Windows Command Line (CMD) Tips & Tricks
Command Prompt - CMD Tricks & Hacks
The command line (cmd) is very much effective and efficient at completing a myriad of tasks, in many cases with just a few commands. You might not know however a number of tricks and hacks you can use in the command prompt to take your efficiency and productivity to another level as well as impress your friends or family. Luckily for you we have compiled this short list of what we believe are the top 10 most useful tools, commands as well as tips & tricks you can use on the command prompt (cmd).
#1 Directory Structure
The tree command can make it very easy for you to locate files using the command prompt.
You can view how your directory is structured and where every file is located with the tree command.
Upon typing tree in your command prompt you can see a list of every file in your correct directory as well as every sub-directory.
You can also type tree followed by the name of your drive to view your entire computers file structure.
It might take a while for this to complete, depending on the size of your drive.
#2 Abort a Command
Commands like cipher or tree can take a quite a long time to complete. You occasionally might want to cancel the operation. To do that, simply press:
Control + C
A stubborn command might refuse to close with control + c, in which case press:
Control + Z
Which will force the command to stop.
#3 Command History
Apart from using the arrow keys, which only display your previous commands one by one you can type:
To view your entire command history. If having to type a command every time you have you want to view your history sounds like a chore, you can simply press:
In your keyboard and a window with your previous commands will show up. Use the arrow keys in your keyboard to navigate through all the commands and press enter to re-type the selected command
#4 Function Keys
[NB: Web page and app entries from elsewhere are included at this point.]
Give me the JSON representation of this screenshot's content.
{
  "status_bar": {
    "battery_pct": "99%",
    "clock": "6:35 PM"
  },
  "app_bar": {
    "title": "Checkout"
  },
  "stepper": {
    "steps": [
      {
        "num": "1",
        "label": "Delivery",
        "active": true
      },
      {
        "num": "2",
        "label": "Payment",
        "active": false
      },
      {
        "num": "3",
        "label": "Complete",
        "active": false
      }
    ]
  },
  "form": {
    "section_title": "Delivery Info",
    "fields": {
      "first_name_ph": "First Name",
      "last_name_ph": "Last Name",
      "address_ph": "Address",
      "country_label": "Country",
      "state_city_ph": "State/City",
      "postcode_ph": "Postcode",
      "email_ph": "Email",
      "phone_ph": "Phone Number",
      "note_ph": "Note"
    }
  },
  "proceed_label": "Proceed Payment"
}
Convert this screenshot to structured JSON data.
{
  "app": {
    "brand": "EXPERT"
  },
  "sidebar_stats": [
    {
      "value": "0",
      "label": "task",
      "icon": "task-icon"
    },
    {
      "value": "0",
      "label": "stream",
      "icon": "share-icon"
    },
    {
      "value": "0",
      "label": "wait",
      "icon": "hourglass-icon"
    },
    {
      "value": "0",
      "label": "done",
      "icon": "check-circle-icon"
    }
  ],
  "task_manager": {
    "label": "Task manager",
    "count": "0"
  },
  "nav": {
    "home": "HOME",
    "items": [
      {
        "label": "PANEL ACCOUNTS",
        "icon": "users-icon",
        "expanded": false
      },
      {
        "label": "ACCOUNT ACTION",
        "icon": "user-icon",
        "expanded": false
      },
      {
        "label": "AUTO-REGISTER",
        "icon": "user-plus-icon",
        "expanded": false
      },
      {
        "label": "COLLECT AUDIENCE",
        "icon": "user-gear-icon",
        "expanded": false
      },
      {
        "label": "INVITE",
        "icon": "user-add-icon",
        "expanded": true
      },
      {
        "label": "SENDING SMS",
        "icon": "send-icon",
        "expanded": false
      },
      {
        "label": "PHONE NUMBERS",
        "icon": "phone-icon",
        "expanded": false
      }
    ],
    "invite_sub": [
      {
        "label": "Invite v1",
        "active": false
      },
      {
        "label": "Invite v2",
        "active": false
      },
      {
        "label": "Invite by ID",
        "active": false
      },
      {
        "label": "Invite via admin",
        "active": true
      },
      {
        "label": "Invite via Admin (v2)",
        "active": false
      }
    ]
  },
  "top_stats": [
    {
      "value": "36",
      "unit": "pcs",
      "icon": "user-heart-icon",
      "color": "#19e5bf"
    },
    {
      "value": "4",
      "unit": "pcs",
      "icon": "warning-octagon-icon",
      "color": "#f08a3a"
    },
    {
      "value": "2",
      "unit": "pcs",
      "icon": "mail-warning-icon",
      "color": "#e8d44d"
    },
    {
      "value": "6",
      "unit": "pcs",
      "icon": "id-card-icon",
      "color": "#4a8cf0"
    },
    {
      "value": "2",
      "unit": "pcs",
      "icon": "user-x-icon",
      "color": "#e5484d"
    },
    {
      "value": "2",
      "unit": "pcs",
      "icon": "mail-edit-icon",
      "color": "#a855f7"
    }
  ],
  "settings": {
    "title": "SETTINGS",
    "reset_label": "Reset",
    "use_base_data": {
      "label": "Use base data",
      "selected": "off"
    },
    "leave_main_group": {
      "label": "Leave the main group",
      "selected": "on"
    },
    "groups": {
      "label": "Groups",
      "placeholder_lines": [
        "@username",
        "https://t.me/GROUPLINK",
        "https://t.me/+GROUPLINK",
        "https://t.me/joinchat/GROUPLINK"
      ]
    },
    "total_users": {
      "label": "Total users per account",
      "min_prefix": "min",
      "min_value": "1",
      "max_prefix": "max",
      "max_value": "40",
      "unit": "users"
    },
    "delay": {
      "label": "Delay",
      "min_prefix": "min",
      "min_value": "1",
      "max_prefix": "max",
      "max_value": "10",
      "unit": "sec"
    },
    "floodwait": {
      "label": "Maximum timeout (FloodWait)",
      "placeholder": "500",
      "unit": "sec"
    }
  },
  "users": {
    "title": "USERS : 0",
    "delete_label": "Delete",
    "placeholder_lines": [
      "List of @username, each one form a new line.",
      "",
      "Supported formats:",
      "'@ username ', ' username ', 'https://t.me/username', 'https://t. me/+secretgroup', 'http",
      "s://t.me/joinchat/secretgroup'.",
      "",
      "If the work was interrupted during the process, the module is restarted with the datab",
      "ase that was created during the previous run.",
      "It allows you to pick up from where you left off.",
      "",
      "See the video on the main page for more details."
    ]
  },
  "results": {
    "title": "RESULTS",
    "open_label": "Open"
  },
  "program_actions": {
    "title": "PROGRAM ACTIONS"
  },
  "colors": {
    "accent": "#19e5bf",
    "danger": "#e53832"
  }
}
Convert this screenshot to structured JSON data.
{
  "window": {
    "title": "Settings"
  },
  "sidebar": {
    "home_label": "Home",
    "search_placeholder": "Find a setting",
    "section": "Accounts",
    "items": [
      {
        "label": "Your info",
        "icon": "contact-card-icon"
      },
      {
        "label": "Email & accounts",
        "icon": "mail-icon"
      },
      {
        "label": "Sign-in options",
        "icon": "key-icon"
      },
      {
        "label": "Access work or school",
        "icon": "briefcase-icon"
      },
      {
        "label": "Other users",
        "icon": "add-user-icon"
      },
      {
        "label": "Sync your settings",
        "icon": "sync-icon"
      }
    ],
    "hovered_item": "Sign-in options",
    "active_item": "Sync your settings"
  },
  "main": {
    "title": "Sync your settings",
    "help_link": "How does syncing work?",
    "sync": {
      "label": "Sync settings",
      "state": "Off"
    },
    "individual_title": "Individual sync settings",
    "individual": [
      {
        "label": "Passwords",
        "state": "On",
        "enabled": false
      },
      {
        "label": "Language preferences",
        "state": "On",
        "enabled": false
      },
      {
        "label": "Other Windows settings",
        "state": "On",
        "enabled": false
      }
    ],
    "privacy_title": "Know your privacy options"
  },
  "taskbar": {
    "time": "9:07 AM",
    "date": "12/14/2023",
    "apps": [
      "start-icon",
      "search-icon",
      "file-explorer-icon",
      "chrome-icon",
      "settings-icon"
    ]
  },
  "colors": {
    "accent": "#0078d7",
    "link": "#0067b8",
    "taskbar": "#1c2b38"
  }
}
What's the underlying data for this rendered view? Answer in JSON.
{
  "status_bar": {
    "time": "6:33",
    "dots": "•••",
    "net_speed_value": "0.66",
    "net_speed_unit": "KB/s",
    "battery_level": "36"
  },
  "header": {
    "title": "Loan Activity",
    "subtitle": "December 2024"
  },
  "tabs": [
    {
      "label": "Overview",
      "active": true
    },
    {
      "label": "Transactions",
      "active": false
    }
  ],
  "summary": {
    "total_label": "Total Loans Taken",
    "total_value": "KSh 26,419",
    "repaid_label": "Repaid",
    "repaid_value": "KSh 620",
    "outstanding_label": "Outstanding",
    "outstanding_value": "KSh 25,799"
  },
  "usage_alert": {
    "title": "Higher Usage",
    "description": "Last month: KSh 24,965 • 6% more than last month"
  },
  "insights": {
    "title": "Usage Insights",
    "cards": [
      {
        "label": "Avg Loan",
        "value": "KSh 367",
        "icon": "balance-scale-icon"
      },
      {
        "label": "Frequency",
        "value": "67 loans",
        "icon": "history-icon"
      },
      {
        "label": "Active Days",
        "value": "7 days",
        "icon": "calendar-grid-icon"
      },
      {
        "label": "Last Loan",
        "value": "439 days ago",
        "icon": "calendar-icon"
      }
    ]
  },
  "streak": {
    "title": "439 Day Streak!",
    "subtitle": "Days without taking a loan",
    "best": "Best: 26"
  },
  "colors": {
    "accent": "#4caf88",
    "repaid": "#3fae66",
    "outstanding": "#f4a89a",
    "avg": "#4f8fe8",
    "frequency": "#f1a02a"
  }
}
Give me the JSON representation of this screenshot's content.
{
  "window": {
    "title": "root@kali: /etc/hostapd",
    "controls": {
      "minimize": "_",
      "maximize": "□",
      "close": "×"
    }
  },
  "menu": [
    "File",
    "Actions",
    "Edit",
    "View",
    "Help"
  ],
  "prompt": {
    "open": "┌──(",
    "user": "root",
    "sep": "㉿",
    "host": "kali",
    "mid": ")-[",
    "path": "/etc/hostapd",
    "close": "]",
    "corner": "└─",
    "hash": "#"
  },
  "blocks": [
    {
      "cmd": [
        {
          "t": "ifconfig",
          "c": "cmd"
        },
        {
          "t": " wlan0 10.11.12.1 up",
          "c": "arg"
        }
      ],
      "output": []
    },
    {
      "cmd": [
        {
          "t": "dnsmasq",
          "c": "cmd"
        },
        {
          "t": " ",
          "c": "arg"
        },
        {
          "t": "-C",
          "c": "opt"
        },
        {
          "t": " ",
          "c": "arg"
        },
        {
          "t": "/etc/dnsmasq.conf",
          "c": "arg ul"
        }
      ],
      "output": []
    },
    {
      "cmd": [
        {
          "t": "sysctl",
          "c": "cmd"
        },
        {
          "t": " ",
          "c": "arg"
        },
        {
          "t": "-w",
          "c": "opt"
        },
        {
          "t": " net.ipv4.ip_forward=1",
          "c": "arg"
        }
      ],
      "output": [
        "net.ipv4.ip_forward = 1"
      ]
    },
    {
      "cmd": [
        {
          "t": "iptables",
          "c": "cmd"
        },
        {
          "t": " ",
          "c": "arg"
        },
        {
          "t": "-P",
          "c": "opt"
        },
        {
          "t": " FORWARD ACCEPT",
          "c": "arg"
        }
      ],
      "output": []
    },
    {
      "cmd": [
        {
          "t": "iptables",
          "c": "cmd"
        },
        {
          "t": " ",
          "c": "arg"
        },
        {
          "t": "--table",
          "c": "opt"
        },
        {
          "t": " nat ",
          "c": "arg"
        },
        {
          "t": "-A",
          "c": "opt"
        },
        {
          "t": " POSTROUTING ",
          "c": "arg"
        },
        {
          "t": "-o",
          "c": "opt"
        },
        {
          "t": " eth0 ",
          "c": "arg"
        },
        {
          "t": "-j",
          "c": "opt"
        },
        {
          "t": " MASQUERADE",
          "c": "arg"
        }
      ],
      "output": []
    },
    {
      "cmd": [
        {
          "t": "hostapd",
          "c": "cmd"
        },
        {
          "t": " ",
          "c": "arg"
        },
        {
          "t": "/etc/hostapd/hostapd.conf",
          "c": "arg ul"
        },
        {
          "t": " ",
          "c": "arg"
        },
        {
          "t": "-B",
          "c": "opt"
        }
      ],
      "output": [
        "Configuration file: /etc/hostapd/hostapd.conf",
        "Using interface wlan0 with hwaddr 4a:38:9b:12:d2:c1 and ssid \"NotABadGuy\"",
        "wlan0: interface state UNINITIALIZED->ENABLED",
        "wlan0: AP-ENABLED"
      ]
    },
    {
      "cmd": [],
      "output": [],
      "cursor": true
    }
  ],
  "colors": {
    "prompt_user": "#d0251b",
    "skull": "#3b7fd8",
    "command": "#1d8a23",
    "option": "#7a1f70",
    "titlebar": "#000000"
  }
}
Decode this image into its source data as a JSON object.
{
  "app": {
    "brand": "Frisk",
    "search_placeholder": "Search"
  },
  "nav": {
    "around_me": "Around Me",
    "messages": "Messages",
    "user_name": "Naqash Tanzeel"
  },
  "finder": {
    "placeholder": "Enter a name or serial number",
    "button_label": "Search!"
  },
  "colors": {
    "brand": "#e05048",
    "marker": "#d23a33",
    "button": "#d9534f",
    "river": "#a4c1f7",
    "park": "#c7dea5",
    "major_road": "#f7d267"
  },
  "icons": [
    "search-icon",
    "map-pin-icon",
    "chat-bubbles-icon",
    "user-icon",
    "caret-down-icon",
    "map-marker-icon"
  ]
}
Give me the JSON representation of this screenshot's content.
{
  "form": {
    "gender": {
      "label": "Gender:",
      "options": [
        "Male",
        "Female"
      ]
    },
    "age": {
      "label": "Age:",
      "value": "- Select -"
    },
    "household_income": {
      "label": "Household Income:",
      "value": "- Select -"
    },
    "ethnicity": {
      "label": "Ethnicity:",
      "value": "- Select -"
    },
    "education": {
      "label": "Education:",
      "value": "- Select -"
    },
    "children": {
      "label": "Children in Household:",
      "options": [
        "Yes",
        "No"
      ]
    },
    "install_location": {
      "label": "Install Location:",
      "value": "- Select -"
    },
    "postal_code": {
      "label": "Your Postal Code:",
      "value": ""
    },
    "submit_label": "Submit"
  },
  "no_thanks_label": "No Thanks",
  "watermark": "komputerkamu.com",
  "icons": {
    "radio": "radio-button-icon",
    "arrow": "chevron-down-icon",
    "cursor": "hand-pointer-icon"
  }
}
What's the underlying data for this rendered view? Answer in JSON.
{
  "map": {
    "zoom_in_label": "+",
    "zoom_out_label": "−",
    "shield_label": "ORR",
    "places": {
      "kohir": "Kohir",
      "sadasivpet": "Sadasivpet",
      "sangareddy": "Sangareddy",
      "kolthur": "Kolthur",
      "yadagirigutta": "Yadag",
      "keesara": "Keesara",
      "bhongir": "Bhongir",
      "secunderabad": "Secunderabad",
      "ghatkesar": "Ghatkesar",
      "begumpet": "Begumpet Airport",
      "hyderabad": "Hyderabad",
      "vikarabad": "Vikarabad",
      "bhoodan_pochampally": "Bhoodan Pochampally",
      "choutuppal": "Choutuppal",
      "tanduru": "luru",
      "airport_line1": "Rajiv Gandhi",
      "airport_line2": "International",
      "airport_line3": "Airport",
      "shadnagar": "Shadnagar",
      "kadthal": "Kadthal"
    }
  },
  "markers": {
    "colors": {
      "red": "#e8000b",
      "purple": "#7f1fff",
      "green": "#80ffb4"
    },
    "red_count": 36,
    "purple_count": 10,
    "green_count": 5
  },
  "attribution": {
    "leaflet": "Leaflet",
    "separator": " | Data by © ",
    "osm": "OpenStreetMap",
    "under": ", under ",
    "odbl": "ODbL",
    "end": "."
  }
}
Apart from using F7 to view your entire command history, there are a number of other function keys which you can use as well. Here is the full list:
- F1 – Pastes the letters of the last command, one at a time.
- F2 – Asks “Enter the char to copy up to” and pastes the previous command up to the selected character.
- F3 – Enters the last command.
- F4 – Asks “Enter the char to delete up to” and deletes every character up to the selected character (requires that the cursor is placed before that character).
- F5 – Types your previous commands one by one.
- F6 – Types Control + Z
- F7 – Displays your command history.
- F8 – Cycles trough your previous commands.
- F9 – Asks “Enter command number” and pastes the selected command from your history.
#5 Auto Complete
Typing lengthy commands can get quickly tiresome. Luckily the command line can automatically complete commands for you. For example lets say we want to navigate to a folder that is located in our current directory, lets first type cd and then press:
We can keep pressing tab to cycle through all the folders in this directory. Auto completion works on all sorts of commands and is a huge time saver.
#6 Drag and Drop Path Names
When using the command prompt you are often required to enter long paths to files or folders and while auto completion makes it a lot easier, there is a much better solution.
Simply open the folder in windows explorer and drag and drop it into the command line, its full path will immediately be shown.
#7 Manage Tasks
You can manage running tasks directly from the command line with tasklist and taskkill.
Upon typing tasklist a list of every running process is displayed along with its id.
Although it is redundant with the task manager, tasklist can often show tasks that are hidden otherwise as well as display more information about each of them.
There are several useful parameters such as tasklist -v which displays more information about every task or tasklist -svc which shows related services.
You can also use taskkill to stop running tasks.
Type taskkill -im followed by the executable name or taskkill -pid and the id of the process.
taskkill -im chrome.exe
taskkill -pid 1234
Usually the only way to send input to the command line is with your keyboard. However we can also send input or output using a redirector. A redirector is a special symbol that is used to, as the name suggests redirect the input or output from one command to another.
Lets take a look at a few ways we can use redirectors.
- Command1 && Command2
It only runs the second command if the first runs successfully.
- Command1 & Command2
It runs the second command regardless if the first command returns an error or not.
- Command1 || Command2
Which only runs the second command if the first one fails.
- Command1 | Command2
Which redirects the output of the first command to the second.
You can also combine multiple redirectors. For example:
- Command1 && Command2 || Command3
If the first command runs successfully command2 will be run if not command3 will be run instead.
#9 One Page at a Time
Using a command like tree can yield a huge amount of information displayed on your screen and would require a lot of scrolling and searching to find exactly what you want. Thankfully we can use the more command to view the result of a command, one page or even one line at a time. Simply type your command and redirect its output to the more command.
Tree | More
Press Enter to view one line at a time or space to view one page at a time.
Press control c to cancel.
#10 Watch Star Wars
One of the coolest things you can do with the command line is that you can watch the full star wars episode 4 directly form the command prompt. Yes, your eyes are not deceiving you.
This might be not particularly useful, however it is very cool.
To watch the movie, first you have to enable telnet services in your computer. Simply search for “turn windows features on or off” and check the checkbox next to telnet. After telnet is configured go back to your command line and type:
The movie will start immediately.
You now know a number of tips and tricks you can use on the command line to improve your efficiency and productivity. If you liked this short guide you are probably going to love some of our other windows command prompt content. Check out some more guides at the links below: